(Assignment) From the entries that follow, report every line in which "fresh" occurs.

** Opening Extracted material block **

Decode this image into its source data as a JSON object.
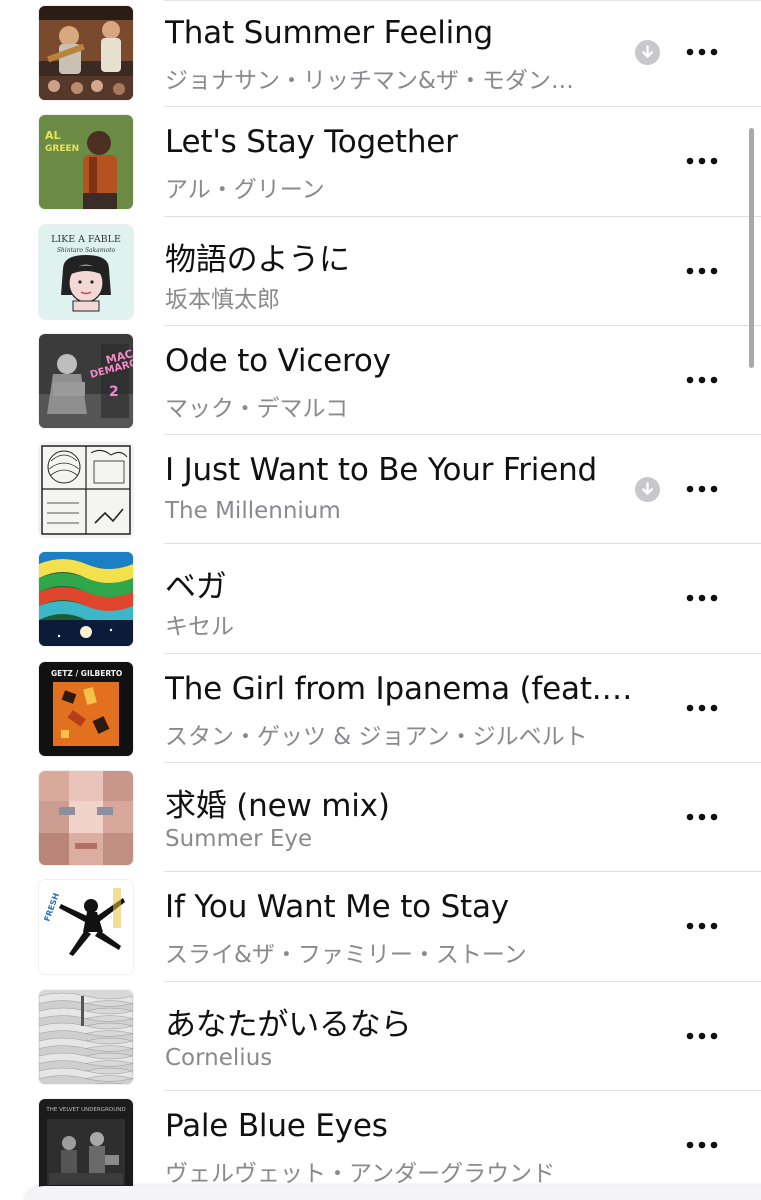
{
  "tracks": [
    {
      "title": "That Summer Feeling",
      "artist": "ジョナサン・リッチマン&ザ・モダン…",
      "downloaded": true,
      "artwork_icon": "album-art-that-summer-feeling"
    },
    {
      "title": "Let's Stay Together",
      "artist": "アル・グリーン",
      "downloaded": false,
      "artwork_icon": "album-art-lets-stay-together"
    },
    {
      "title": "物語のように",
      "artist": "坂本慎太郎",
      "downloaded": false,
      "artwork_icon": "album-art-like-a-fable"
    },
    {
      "title": "Ode to Viceroy",
      "artist": "マック・デマルコ",
      "downloaded": false,
      "artwork_icon": "album-art-mac-demarco-2"
    },
    {
      "title": "I Just Want to Be Your Friend",
      "artist": "The Millennium",
      "downloaded": true,
      "artwork_icon": "album-art-begin"
    },
    {
      "title": "ベガ",
      "artist": "キセル",
      "downloaded": false,
      "artwork_icon": "album-art-vega"
    },
    {
      "title": "The Girl from Ipanema (feat. As...",
      "artist": "スタン・ゲッツ & ジョアン・ジルベルト",
      "downloaded": false,
      "artwork_icon": "album-art-getz-gilberto"
    },
    {
      "title": "求婚 (new mix)",
      "artist": "Summer Eye",
      "downloaded": false,
      "artwork_icon": "album-art-summer-eye"
    },
    {
      "title": "If You Want Me to Stay",
      "artist": "スライ&ザ・ファミリー・ストーン",
      "downloaded": false,
      "artwork_icon": "album-art-fresh"
    },
    {
      "title": "あなたがいるなら",
      "artist": "Cornelius",
      "downloaded": false,
      "artwork_icon": "album-art-mellow-waves"
    },
    {
      "title": "Pale Blue Eyes",
      "artist": "ヴェルヴェット・アンダーグラウンド",
      "downloaded": false,
      "artwork_icon": "album-art-velvet-underground"
    }
  ],
  "album_art_text": {
    "like_a_fable_line1": "LIKE A FABLE",
    "like_a_fable_line2": "Shintaro Sakamoto",
    "mac_demarco_line1": "MAC",
    "mac_demarco_line2": "DEMARCO",
    "mac_demarco_line3": "2",
    "getz_gilberto": "GETZ / GILBERTO",
    "fresh": "FRESH",
    "velvet": "THE VELVET UNDERGROUND"
  },
  "colors": {
    "title_text": "#111111",
    "subtitle_text": "#8a8a8e",
    "divider": "#e0e0e3",
    "download_icon": "#c7c7cc",
    "more_icon": "#111111",
    "scrollbar": "#a9a9ad"
  },
  "icons": {
    "download": "arrow-down-circle-icon",
    "more": "ellipsis-icon"
  }
}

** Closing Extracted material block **

(Solution for this problem)
      "artwork_icon": "album-art-fresh"
    "fresh": "FRESH",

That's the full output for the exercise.